● Extracted entries
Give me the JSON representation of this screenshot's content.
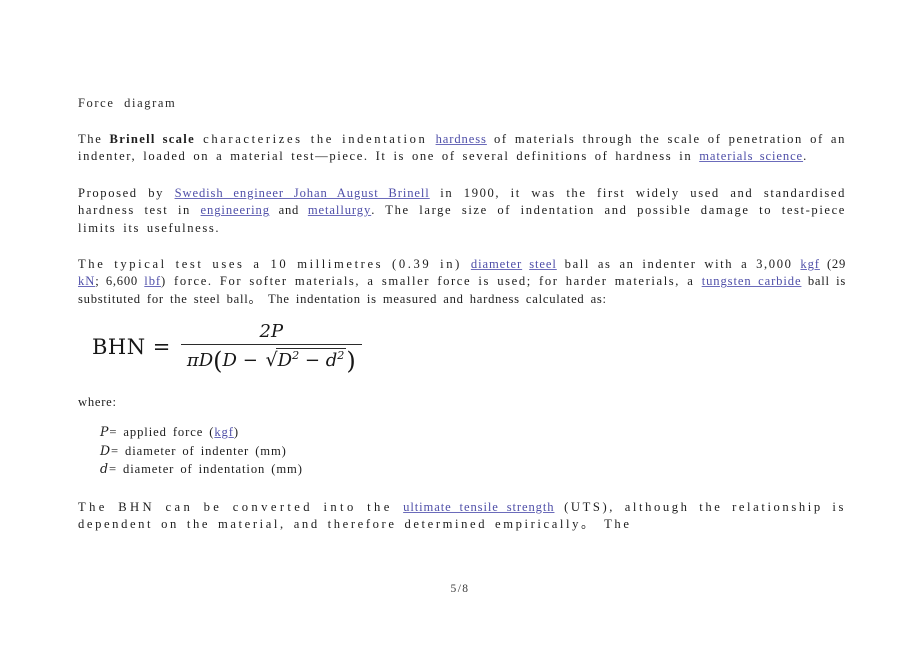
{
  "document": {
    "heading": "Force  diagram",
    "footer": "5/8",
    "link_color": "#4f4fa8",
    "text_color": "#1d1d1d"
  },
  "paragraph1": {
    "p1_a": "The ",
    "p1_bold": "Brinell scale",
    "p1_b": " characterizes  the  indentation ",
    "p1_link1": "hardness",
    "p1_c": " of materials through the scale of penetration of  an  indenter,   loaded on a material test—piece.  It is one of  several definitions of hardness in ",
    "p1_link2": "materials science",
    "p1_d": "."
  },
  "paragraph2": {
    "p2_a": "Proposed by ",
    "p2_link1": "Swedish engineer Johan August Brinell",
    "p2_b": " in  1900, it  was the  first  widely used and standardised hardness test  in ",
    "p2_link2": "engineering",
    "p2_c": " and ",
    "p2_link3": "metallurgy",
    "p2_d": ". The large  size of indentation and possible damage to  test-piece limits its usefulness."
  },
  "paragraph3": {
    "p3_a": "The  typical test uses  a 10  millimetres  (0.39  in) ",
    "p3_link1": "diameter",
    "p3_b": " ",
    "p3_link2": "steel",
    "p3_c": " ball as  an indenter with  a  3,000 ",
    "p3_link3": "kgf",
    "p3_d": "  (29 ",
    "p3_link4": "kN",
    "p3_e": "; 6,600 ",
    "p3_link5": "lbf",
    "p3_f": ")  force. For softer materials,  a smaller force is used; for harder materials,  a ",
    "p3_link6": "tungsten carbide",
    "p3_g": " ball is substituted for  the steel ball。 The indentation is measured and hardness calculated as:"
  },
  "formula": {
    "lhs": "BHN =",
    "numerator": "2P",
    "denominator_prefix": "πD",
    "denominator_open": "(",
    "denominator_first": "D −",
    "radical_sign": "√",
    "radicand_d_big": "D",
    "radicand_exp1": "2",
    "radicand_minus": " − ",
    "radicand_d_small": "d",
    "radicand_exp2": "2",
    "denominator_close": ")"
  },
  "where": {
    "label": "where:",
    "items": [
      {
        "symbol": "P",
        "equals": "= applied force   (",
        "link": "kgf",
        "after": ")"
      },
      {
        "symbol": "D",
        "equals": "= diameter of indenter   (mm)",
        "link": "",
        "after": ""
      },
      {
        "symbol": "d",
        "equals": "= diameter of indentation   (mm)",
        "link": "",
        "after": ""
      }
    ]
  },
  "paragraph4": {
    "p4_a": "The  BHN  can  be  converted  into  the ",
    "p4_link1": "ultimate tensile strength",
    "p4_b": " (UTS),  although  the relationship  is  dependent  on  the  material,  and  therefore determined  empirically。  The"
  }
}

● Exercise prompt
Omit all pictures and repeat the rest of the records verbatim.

● The completed task
Give me the JSON representation of this screenshot's content.
{
  "document": {
    "heading": "Force  diagram",
    "footer": "5/8",
    "link_color": "#4f4fa8",
    "text_color": "#1d1d1d"
  },
  "paragraph1": {
    "p1_a": "The ",
    "p1_bold": "Brinell scale",
    "p1_b": " characterizes  the  indentation ",
    "p1_link1": "hardness",
    "p1_c": " of materials through the scale of penetration of  an  indenter,   loaded on a material test—piece.  It is one of  several definitions of hardness in ",
    "p1_link2": "materials science",
    "p1_d": "."
  },
  "paragraph2": {
    "p2_a": "Proposed by ",
    "p2_link1": "Swedish engineer Johan August Brinell",
    "p2_b": " in  1900, it  was the  first  widely used and standardised hardness test  in ",
    "p2_link2": "engineering",
    "p2_c": " and ",
    "p2_link3": "metallurgy",
    "p2_d": ". The large  size of indentation and possible damage to  test-piece limits its usefulness."
  },
  "paragraph3": {
    "p3_a": "The  typical test uses  a 10  millimetres  (0.39  in) ",
    "p3_link1": "diameter",
    "p3_b": " ",
    "p3_link2": "steel",
    "p3_c": " ball as  an indenter with  a  3,000 ",
    "p3_link3": "kgf",
    "p3_d": "  (29 ",
    "p3_link4": "kN",
    "p3_e": "; 6,600 ",
    "p3_link5": "lbf",
    "p3_f": ")  force. For softer materials,  a smaller force is used; for harder materials,  a ",
    "p3_link6": "tungsten carbide",
    "p3_g": " ball is substituted for  the steel ball。 The indentation is measured and hardness calculated as:"
  },
  "formula": {
    "lhs": "BHN =",
    "numerator": "2P",
    "denominator_prefix": "πD",
    "denominator_open": "(",
    "denominator_first": "D −",
    "radical_sign": "√",
    "radicand_d_big": "D",
    "radicand_exp1": "2",
    "radicand_minus": " − ",
    "radicand_d_small": "d",
    "radicand_exp2": "2",
    "denominator_close": ")"
  },
  "where": {
    "label": "where:",
    "items": [
      {
        "symbol": "P",
        "equals": "= applied force   (",
        "link": "kgf",
        "after": ")"
      },
      {
        "symbol": "D",
        "equals": "= diameter of indenter   (mm)",
        "link": "",
        "after": ""
      },
      {
        "symbol": "d",
        "equals": "= diameter of indentation   (mm)",
        "link": "",
        "after": ""
      }
    ]
  },
  "paragraph4": {
    "p4_a": "The  BHN  can  be  converted  into  the ",
    "p4_link1": "ultimate tensile strength",
    "p4_b": " (UTS),  although  the relationship  is  dependent  on  the  material,  and  therefore determined  empirically。  The"
  }
}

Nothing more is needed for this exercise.